Work request – Would you print all of the records below exactly, without skipping any?

Data items
┄┄┄┄┄┄┄┄┄┄
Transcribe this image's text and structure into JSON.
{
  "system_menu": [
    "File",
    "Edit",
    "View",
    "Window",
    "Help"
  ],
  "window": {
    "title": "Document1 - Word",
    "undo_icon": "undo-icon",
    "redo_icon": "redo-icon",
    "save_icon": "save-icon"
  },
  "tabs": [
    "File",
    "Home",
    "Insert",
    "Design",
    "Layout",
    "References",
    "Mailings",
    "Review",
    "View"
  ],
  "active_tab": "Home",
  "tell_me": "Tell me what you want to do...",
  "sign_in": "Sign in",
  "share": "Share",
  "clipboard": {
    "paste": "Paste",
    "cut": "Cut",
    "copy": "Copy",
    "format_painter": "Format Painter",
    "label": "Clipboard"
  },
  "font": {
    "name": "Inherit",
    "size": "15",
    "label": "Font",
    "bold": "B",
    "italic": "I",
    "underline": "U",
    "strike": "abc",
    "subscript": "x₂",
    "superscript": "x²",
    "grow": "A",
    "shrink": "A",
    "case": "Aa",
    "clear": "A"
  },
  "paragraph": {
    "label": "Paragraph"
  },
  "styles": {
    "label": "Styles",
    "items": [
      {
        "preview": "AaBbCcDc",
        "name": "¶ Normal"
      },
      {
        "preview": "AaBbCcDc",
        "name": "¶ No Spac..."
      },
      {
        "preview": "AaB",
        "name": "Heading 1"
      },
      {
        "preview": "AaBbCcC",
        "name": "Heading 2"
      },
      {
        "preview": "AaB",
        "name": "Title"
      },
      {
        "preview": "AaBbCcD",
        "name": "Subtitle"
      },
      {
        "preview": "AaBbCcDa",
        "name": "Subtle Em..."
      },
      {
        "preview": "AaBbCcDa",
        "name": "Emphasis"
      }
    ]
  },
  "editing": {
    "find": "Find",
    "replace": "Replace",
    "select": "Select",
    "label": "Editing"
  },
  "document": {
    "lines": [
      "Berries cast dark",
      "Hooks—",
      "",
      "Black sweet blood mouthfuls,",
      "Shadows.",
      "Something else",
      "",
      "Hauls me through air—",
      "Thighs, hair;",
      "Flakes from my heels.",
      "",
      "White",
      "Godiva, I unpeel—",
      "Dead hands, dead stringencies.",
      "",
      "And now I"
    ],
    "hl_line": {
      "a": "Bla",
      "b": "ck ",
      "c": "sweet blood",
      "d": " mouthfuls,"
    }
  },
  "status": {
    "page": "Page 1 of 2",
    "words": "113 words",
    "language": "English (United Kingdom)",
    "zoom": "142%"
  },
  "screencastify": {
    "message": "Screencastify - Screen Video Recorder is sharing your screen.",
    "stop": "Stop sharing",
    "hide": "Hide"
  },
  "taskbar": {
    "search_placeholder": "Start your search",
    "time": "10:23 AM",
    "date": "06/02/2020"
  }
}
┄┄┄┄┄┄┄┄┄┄
Exercise answer –
Transcribe this image's text and structure into JSON.
{
  "system_menu": [
    "File",
    "Edit",
    "View",
    "Window",
    "Help"
  ],
  "window": {
    "title": "Document1 - Word",
    "undo_icon": "undo-icon",
    "redo_icon": "redo-icon",
    "save_icon": "save-icon"
  },
  "tabs": [
    "File",
    "Home",
    "Insert",
    "Design",
    "Layout",
    "References",
    "Mailings",
    "Review",
    "View"
  ],
  "active_tab": "Home",
  "tell_me": "Tell me what you want to do...",
  "sign_in": "Sign in",
  "share": "Share",
  "clipboard": {
    "paste": "Paste",
    "cut": "Cut",
    "copy": "Copy",
    "format_painter": "Format Painter",
    "label": "Clipboard"
  },
  "font": {
    "name": "Inherit",
    "size": "15",
    "label": "Font",
    "bold": "B",
    "italic": "I",
    "underline": "U",
    "strike": "abc",
    "subscript": "x₂",
    "superscript": "x²",
    "grow": "A",
    "shrink": "A",
    "case": "Aa",
    "clear": "A"
  },
  "paragraph": {
    "label": "Paragraph"
  },
  "styles": {
    "label": "Styles",
    "items": [
      {
        "preview": "AaBbCcDc",
        "name": "¶ Normal"
      },
      {
        "preview": "AaBbCcDc",
        "name": "¶ No Spac..."
      },
      {
        "preview": "AaB",
        "name": "Heading 1"
      },
      {
        "preview": "AaBbCcC",
        "name": "Heading 2"
      },
      {
        "preview": "AaB",
        "name": "Title"
      },
      {
        "preview": "AaBbCcD",
        "name": "Subtitle"
      },
      {
        "preview": "AaBbCcDa",
        "name": "Subtle Em..."
      },
      {
        "preview": "AaBbCcDa",
        "name": "Emphasis"
      }
    ]
  },
  "editing": {
    "find": "Find",
    "replace": "Replace",
    "select": "Select",
    "label": "Editing"
  },
  "document": {
    "lines": [
      "Berries cast dark",
      "Hooks—",
      "",
      "Black sweet blood mouthfuls,",
      "Shadows.",
      "Something else",
      "",
      "Hauls me through air—",
      "Thighs, hair;",
      "Flakes from my heels.",
      "",
      "White",
      "Godiva, I unpeel—",
      "Dead hands, dead stringencies.",
      "",
      "And now I"
    ],
    "hl_line": {
      "a": "Bla",
      "b": "ck ",
      "c": "sweet blood",
      "d": " mouthfuls,"
    }
  },
  "status": {
    "page": "Page 1 of 2",
    "words": "113 words",
    "language": "English (United Kingdom)",
    "zoom": "142%"
  },
  "screencastify": {
    "message": "Screencastify - Screen Video Recorder is sharing your screen.",
    "stop": "Stop sharing",
    "hide": "Hide"
  },
  "taskbar": {
    "search_placeholder": "Start your search",
    "time": "10:23 AM",
    "date": "06/02/2020"
  }
}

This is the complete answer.